Review: Hey, Everybody! - Hullabaloo

HeyEverybody.jpgOne of the advantages of having listened to and reviewed kids and family music for a decent period of time is that you get to see bands and artists grow over time.

Take, for instance, the San Diego-based band Hullabaloo.

Here's what I said about their first album for kids, Sing Along With Sam: "The downside of the album is that although band members Steve Denyes and Brendan Kremer are talented musicians, it's hard to generate a lot of musical variety with just two musicians, so there's not much to interest the listener on weaker tracks such as 'Mary Ann.'" I said other, nicer stuff, too, but I was definitely thought there was room for improvement.

Enter their latest album, the recently-released Hey, Everybody!, which in addition to Denyes and Kremer features some guest musicians providing some backup in the way of bass, electric guitar, banjo, and dobro. All of a sudden, the two-person band sounds like, well, a band. (And a good one. I mean, they were good before, but it was just the two of 'em. It sounds, at points, miles better.)

The songs haven't changed so much. You still have songs in a country-tinged folk vein, but a song like the leadoff title track, a country rocker, sounds more... complete. The band couldn't have pulled it off before just as a duo. (The original instrumental "Lucy MacLean" also shows off the band's skills.) Another fun song is "Blah, Blah, Blah," which so completely nails the experience of being a kid and not caring about what the adults are rambling on about that the adults are likely to have flashbacks and possibly feel a little guilty.

Denyes, who wrote 8 of the 12 tracks here (the other four are traditional tunes), has a full, distinctive voice that I personally think works better on some songs than others. The two sea-related songs, the amusing original "Polite Pete" and the traditional "John Kanaka," are great fits; other songs, such as "La Bamba," are less so. But, as always, my vocal preferences may not match yours...

The songs here are probably most appropriate for kids ages 3 through 7 again. You can hear samples of the 29-minute album at the band's Music page or at the album's CDBaby page. Also, I just want to say that the packaging is a textbook example of how to make inexpensive album packaging look very good. It's a fairly simple cardboard case with lyrics printed inside and the few credits on the back.
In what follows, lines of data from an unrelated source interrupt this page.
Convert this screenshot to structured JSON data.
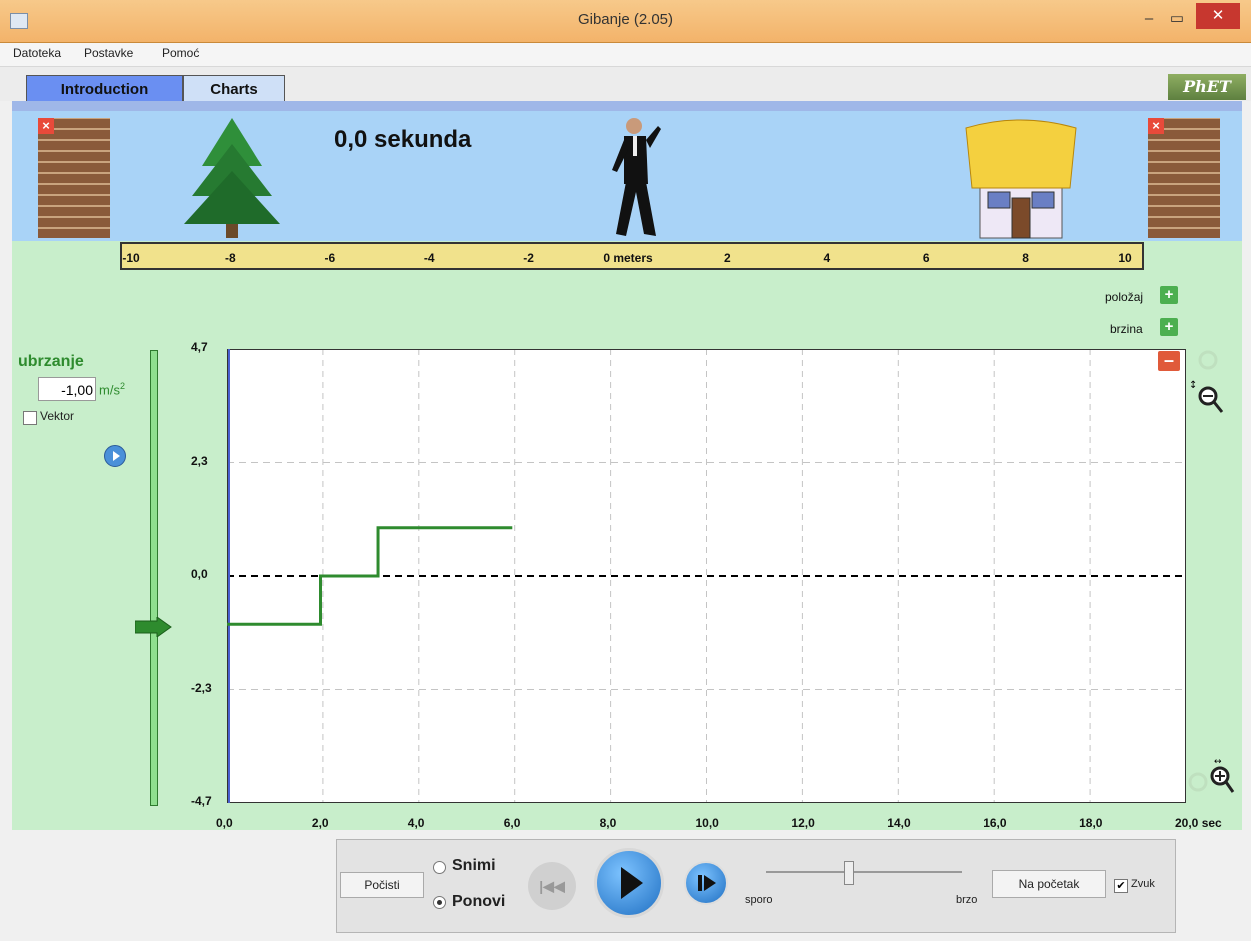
{
  "window": {
    "title": "Gibanje (2.05)"
  },
  "menu": [
    "Datoteka",
    "Postavke",
    "Pomoć"
  ],
  "tabs": {
    "introduction": "Introduction",
    "charts": "Charts"
  },
  "logo_text": "PhET",
  "scene": {
    "time_readout": "0,0 sekunda",
    "ruler_labels": [
      "-10",
      "-8",
      "-6",
      "-4",
      "-2",
      "0 meters",
      "2",
      "4",
      "6",
      "8",
      "10"
    ],
    "walker_position_m": 0
  },
  "graph_toggles": {
    "position": "položaj",
    "velocity": "brzina"
  },
  "acceleration_control": {
    "title": "ubrzanje",
    "value": "-1,00",
    "unit": "m/s",
    "unit_exp": "2",
    "vector_label": "Vektor",
    "vector_checked": false,
    "slider_value": -1.0
  },
  "chart_data": {
    "type": "line",
    "x_tick_labels": [
      "0,0",
      "2,0",
      "4,0",
      "6,0",
      "8,0",
      "10,0",
      "12,0",
      "14,0",
      "16,0",
      "18,0",
      "20,0 sec"
    ],
    "y_tick_labels": [
      "4,7",
      "2,3",
      "0,0",
      "-2,3",
      "-4,7"
    ],
    "xlim": [
      0,
      20
    ],
    "ylim": [
      -4.7,
      4.7
    ],
    "grid": true,
    "series": [
      {
        "x": [
          0,
          1.95,
          1.95,
          3.15,
          3.15,
          5.95
        ],
        "y": [
          -1.0,
          -1.0,
          0.0,
          0.0,
          1.0,
          1.0
        ],
        "color": "#2e8b2e"
      }
    ]
  },
  "controls": {
    "clear_label": "Počisti",
    "record_label": "Snimi",
    "replay_label": "Ponovi",
    "replay_selected": true,
    "slow_label": "sporo",
    "fast_label": "brzo",
    "to_start_label": "Na početak",
    "sound_label": "Zvuk",
    "sound_checked": true,
    "rewind_icon": "|◀◀"
  },
  "colors": {
    "accent_green": "#2e8b2e",
    "scene_sky": "#a9d3f7",
    "panel_green": "#c8eecb",
    "play_blue": "#1f6fc2"
  }
}
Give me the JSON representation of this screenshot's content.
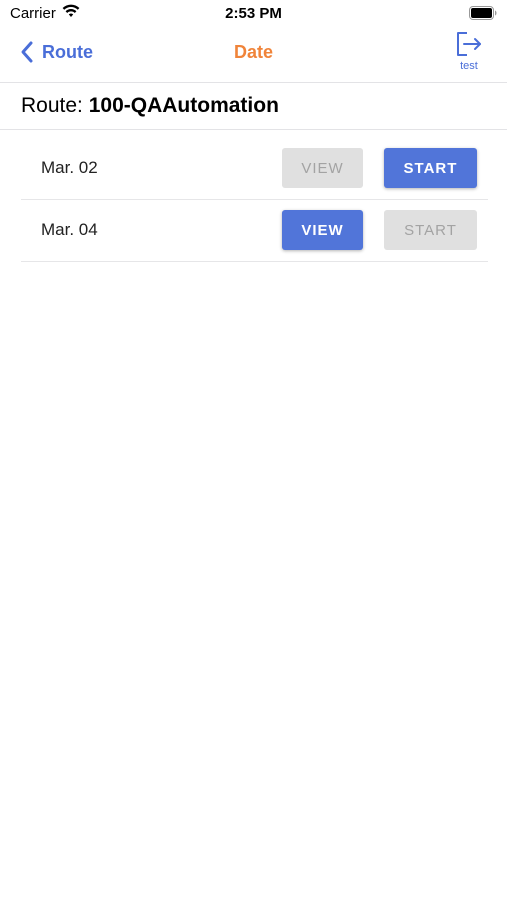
{
  "status_bar": {
    "carrier": "Carrier",
    "time": "2:53 PM",
    "wifi_icon": "wifi-icon",
    "battery_icon": "battery-icon"
  },
  "nav": {
    "back_label": "Route",
    "back_icon": "chevron-left-icon",
    "title": "Date",
    "logout_icon": "logout-icon",
    "logout_label": "test"
  },
  "route_header": {
    "prefix": "Route: ",
    "name": "100-QAAutomation"
  },
  "rows": [
    {
      "date": "Mar. 02",
      "view_label": "VIEW",
      "view_state": "disabled",
      "start_label": "START",
      "start_state": "active"
    },
    {
      "date": "Mar. 04",
      "view_label": "VIEW",
      "view_state": "active",
      "start_label": "START",
      "start_state": "disabled"
    }
  ],
  "colors": {
    "accent_blue": "#5175d9",
    "nav_blue": "#4a6ed8",
    "title_orange": "#f0843a",
    "disabled_bg": "#e0e0e0",
    "disabled_text": "#a3a3a3"
  }
}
It's possible to do something more expensive that's nicer, of course, but the band clearly took a little time and effort into making the packaging look good, and it shows.

This album isn't perfect, but it's got enough good songs to make it worth further exploration. It's the sound of a band slowly finding their musical niche and using their strengths. I fully expect the next album to be even better, but for now Hey, Everybody! will do fine. Recommended.